INFORMATION PROVIDED below:

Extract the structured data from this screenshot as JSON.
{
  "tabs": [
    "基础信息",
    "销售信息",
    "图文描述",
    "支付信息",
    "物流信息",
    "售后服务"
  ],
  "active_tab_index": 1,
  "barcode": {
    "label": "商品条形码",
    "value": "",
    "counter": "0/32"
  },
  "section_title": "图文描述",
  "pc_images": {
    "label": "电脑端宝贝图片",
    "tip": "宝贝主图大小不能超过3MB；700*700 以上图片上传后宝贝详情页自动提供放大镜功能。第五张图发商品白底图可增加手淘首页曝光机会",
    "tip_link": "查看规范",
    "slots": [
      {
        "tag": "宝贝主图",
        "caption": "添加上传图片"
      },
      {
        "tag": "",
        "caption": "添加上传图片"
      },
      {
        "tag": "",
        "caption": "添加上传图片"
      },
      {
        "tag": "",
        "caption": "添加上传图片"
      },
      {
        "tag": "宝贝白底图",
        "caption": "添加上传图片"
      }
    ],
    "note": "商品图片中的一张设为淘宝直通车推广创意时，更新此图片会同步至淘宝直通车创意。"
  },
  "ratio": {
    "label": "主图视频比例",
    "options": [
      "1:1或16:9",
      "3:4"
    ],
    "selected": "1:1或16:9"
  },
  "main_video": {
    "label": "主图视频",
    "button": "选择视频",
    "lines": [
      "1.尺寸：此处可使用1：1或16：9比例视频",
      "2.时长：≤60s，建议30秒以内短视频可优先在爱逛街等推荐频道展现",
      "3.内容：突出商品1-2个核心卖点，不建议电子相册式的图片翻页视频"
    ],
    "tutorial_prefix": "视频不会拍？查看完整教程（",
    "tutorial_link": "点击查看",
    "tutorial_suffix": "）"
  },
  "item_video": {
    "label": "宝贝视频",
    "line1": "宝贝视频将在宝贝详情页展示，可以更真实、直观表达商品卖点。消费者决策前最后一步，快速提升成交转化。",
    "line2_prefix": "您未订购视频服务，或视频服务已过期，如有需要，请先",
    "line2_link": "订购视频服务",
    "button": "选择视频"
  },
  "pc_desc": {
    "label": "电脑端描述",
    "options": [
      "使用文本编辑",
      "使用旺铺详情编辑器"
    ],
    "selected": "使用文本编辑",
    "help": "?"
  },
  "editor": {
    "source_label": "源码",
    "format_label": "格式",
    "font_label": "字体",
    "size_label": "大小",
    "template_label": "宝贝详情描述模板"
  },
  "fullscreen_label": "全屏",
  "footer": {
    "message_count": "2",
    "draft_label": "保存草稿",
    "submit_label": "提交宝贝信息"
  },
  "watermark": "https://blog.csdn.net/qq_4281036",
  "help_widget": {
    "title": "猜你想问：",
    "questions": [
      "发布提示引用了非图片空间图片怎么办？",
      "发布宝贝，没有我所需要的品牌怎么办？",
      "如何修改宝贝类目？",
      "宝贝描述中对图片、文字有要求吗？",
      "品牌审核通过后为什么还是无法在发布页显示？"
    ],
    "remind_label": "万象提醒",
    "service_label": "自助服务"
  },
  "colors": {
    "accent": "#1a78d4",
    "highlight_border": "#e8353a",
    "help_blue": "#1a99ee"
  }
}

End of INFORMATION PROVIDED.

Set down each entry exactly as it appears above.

Extract the structured data from this screenshot as JSON.
{
  "tabs": [
    "基础信息",
    "销售信息",
    "图文描述",
    "支付信息",
    "物流信息",
    "售后服务"
  ],
  "active_tab_index": 1,
  "barcode": {
    "label": "商品条形码",
    "value": "",
    "counter": "0/32"
  },
  "section_title": "图文描述",
  "pc_images": {
    "label": "电脑端宝贝图片",
    "tip": "宝贝主图大小不能超过3MB；700*700 以上图片上传后宝贝详情页自动提供放大镜功能。第五张图发商品白底图可增加手淘首页曝光机会",
    "tip_link": "查看规范",
    "slots": [
      {
        "tag": "宝贝主图",
        "caption": "添加上传图片"
      },
      {
        "tag": "",
        "caption": "添加上传图片"
      },
      {
        "tag": "",
        "caption": "添加上传图片"
      },
      {
        "tag": "",
        "caption": "添加上传图片"
      },
      {
        "tag": "宝贝白底图",
        "caption": "添加上传图片"
      }
    ],
    "note": "商品图片中的一张设为淘宝直通车推广创意时，更新此图片会同步至淘宝直通车创意。"
  },
  "ratio": {
    "label": "主图视频比例",
    "options": [
      "1:1或16:9",
      "3:4"
    ],
    "selected": "1:1或16:9"
  },
  "main_video": {
    "label": "主图视频",
    "button": "选择视频",
    "lines": [
      "1.尺寸：此处可使用1：1或16：9比例视频",
      "2.时长：≤60s，建议30秒以内短视频可优先在爱逛街等推荐频道展现",
      "3.内容：突出商品1-2个核心卖点，不建议电子相册式的图片翻页视频"
    ],
    "tutorial_prefix": "视频不会拍？查看完整教程（",
    "tutorial_link": "点击查看",
    "tutorial_suffix": "）"
  },
  "item_video": {
    "label": "宝贝视频",
    "line1": "宝贝视频将在宝贝详情页展示，可以更真实、直观表达商品卖点。消费者决策前最后一步，快速提升成交转化。",
    "line2_prefix": "您未订购视频服务，或视频服务已过期，如有需要，请先",
    "line2_link": "订购视频服务",
    "button": "选择视频"
  },
  "pc_desc": {
    "label": "电脑端描述",
    "options": [
      "使用文本编辑",
      "使用旺铺详情编辑器"
    ],
    "selected": "使用文本编辑",
    "help": "?"
  },
  "editor": {
    "source_label": "源码",
    "format_label": "格式",
    "font_label": "字体",
    "size_label": "大小",
    "template_label": "宝贝详情描述模板"
  },
  "fullscreen_label": "全屏",
  "footer": {
    "message_count": "2",
    "draft_label": "保存草稿",
    "submit_label": "提交宝贝信息"
  },
  "watermark": "https://blog.csdn.net/qq_4281036",
  "help_widget": {
    "title": "猜你想问：",
    "questions": [
      "发布提示引用了非图片空间图片怎么办？",
      "发布宝贝，没有我所需要的品牌怎么办？",
      "如何修改宝贝类目？",
      "宝贝描述中对图片、文字有要求吗？",
      "品牌审核通过后为什么还是无法在发布页显示？"
    ],
    "remind_label": "万象提醒",
    "service_label": "自助服务"
  },
  "colors": {
    "accent": "#1a78d4",
    "highlight_border": "#e8353a",
    "help_blue": "#1a99ee"
  }
}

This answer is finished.